2, Stanford University, Stanford, California, United States
Monolayers of transition-metal dichalcogenides (TMDs) exhibit numerous crystal phases with distinct structures, symmetries and physical properties. Exploring the physics of transitions between these different structural phases in two dimensions may provide a means of switching material properties, with implications for potential applications. Structural phase transitions in TMDs have so far been induced by thermal or chemical means; purely electrostatic control over crystal phases through electrostatic doping was recently proposed as a theoretical possibility, but has not yet been realized. Here we report the experimental demonstration of an electrostatic-doping-driven phase transition between the hexagonal and monoclinic phases of monolayer molybdenum ditelluride (MoTe2). And such phase transition shows a hysteretic loop in Raman spectra, and can be reversed by increasing or decreasing the gate voltage. By combining second-harmonic generation spectroscopy with polarization-resolved Raman spectroscopy, it shows that the induced monoclinic phase preserves the crystal orientation of the original hexagonal phase.

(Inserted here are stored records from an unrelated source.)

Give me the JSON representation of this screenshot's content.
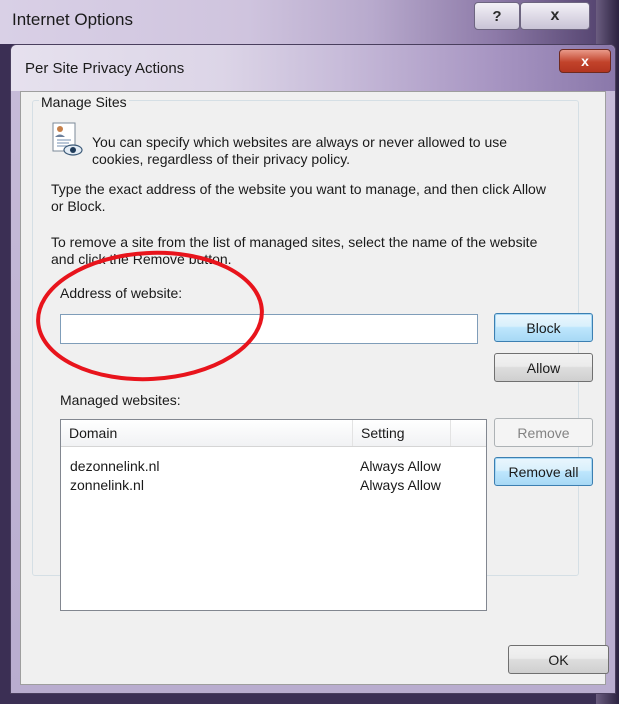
{
  "background_window": {
    "title": "Internet Options",
    "help_label": "?",
    "close_label": "x"
  },
  "dialog": {
    "title": "Per Site Privacy Actions",
    "close_label": "x"
  },
  "manage_sites": {
    "legend": "Manage Sites",
    "info_line1": "You can specify which websites are always or never allowed to use",
    "info_line2": "cookies, regardless of their privacy policy.",
    "instruction_line1": "Type the exact address of the website you want to manage, and then click Allow",
    "instruction_line2": "or Block.",
    "remove_line1": "To remove a site from the list of managed sites, select the name of the website",
    "remove_line2": "and click the Remove button.",
    "address_label": "Address of website:",
    "address_value": "",
    "block_label": "Block",
    "allow_label": "Allow",
    "managed_label": "Managed websites:",
    "remove_label": "Remove",
    "remove_all_label": "Remove all"
  },
  "managed_list": {
    "columns": [
      "Domain",
      "Setting"
    ],
    "rows": [
      {
        "domain": "dezonnelink.nl",
        "setting": "Always Allow"
      },
      {
        "domain": "zonnelink.nl",
        "setting": "Always Allow"
      }
    ]
  },
  "footer": {
    "ok_label": "OK"
  },
  "colors": {
    "annotation": "#e8141c",
    "accent": "#3c7fb1"
  }
}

This electrostatic-doping control of structural phase transition opens up new possibilities for developing phase-change devices based on atomically thin membranes.